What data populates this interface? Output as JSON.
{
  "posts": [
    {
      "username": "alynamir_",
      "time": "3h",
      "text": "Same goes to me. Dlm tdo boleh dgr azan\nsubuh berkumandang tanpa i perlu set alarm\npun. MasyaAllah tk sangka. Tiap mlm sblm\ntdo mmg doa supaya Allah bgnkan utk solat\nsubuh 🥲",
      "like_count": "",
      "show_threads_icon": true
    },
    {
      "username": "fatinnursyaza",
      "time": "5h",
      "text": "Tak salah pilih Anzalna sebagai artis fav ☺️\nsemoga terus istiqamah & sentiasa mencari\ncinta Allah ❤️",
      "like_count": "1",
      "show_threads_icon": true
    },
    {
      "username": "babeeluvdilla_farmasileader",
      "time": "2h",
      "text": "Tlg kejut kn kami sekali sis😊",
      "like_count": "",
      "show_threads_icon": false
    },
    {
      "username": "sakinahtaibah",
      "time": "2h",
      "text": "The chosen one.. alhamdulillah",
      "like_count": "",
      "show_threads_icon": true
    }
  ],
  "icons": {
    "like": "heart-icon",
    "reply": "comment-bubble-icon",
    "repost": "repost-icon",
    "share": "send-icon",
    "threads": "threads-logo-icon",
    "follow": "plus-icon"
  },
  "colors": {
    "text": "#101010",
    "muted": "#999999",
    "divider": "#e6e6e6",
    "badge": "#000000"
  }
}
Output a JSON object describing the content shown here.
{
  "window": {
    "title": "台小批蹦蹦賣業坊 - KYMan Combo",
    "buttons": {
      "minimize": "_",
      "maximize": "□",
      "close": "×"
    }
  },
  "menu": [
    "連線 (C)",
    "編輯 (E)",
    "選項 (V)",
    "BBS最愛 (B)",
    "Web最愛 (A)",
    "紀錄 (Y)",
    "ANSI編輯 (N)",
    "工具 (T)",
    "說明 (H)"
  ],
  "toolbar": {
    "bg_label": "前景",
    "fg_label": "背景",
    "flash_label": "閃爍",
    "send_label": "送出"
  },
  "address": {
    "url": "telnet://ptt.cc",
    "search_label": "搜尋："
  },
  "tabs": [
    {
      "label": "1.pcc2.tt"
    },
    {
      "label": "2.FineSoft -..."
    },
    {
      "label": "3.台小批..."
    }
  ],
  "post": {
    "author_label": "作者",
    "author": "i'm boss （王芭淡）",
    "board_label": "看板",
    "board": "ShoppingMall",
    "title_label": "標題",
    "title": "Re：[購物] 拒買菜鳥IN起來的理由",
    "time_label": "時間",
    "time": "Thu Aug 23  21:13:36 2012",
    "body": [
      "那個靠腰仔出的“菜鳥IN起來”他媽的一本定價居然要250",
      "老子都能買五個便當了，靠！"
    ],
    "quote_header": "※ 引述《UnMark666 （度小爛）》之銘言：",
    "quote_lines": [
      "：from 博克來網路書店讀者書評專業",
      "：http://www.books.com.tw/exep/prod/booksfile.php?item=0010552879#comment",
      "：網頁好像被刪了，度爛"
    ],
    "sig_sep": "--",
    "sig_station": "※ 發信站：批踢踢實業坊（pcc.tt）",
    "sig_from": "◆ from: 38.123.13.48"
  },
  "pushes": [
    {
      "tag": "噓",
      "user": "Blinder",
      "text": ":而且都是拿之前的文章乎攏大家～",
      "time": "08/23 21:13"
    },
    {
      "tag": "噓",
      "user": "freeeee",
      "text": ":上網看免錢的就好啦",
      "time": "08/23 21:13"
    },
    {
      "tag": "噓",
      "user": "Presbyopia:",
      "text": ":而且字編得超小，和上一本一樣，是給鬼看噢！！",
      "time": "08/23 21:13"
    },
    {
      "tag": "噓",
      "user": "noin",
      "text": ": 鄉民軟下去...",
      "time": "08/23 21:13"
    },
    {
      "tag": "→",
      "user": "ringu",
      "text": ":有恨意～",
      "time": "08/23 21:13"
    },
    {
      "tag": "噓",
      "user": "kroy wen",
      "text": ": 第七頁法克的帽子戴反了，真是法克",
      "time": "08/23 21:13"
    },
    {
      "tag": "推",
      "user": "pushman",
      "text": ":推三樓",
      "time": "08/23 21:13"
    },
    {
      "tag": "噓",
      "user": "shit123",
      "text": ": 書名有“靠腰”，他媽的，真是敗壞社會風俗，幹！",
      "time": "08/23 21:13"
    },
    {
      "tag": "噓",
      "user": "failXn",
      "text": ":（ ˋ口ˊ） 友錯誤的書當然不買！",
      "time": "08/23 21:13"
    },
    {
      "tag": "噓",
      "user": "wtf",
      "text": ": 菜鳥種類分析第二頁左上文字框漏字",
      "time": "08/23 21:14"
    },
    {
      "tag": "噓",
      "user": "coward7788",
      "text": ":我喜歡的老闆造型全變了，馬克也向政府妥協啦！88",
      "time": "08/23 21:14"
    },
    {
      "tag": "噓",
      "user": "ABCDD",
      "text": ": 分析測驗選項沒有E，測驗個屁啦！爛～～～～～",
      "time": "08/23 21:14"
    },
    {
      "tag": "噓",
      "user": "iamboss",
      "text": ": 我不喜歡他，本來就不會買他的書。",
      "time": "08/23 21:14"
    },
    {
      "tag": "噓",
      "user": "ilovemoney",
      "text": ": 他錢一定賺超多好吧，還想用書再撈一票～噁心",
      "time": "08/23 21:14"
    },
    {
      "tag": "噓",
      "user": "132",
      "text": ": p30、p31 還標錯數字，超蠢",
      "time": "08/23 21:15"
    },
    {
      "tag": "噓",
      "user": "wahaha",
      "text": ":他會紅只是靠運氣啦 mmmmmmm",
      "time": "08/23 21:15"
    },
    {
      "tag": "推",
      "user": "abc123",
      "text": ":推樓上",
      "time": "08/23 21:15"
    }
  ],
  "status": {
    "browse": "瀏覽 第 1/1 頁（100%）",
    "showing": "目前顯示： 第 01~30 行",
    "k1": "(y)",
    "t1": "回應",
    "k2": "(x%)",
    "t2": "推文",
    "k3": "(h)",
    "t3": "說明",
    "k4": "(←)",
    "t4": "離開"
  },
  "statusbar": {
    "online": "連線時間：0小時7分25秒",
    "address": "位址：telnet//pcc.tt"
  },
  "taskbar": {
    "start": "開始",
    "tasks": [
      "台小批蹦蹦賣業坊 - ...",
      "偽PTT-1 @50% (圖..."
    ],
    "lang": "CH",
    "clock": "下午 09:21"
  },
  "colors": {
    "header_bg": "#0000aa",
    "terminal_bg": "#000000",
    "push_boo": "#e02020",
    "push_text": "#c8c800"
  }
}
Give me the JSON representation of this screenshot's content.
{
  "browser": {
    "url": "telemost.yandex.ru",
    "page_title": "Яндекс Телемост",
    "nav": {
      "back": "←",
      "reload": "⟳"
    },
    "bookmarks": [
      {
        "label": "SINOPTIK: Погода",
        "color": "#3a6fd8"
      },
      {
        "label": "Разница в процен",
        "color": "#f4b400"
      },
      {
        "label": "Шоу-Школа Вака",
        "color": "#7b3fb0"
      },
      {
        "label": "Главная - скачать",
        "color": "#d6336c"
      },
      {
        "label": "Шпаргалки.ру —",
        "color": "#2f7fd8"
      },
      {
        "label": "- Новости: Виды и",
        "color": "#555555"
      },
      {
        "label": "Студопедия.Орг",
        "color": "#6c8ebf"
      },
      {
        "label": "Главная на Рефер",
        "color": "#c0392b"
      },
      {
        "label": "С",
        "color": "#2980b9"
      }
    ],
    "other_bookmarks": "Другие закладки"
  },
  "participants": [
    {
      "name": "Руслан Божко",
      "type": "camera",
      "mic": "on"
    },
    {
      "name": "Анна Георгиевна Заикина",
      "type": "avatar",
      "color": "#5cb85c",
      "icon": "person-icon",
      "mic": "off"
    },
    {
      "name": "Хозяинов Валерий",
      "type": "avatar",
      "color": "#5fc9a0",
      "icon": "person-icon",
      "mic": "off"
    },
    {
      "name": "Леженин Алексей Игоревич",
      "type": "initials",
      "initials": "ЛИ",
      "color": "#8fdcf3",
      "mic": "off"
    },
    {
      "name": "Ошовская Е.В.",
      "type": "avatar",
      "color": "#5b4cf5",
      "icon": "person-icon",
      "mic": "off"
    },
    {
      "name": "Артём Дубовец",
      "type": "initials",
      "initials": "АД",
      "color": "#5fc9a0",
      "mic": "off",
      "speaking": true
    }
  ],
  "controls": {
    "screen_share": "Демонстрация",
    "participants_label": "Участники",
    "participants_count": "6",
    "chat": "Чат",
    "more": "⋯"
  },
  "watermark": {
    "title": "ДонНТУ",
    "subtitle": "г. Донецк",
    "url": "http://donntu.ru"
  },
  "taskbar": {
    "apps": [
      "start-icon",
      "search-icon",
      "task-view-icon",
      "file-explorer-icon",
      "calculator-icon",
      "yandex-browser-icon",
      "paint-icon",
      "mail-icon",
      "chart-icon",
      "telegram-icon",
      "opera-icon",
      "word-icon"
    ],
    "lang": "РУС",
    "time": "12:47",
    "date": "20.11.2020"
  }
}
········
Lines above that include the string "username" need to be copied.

## Task response
      "username": "alynamir_",
      "username": "fatinnursyaza",
      "username": "babeeluvdilla_farmasileader",
      "username": "sakinahtaibah",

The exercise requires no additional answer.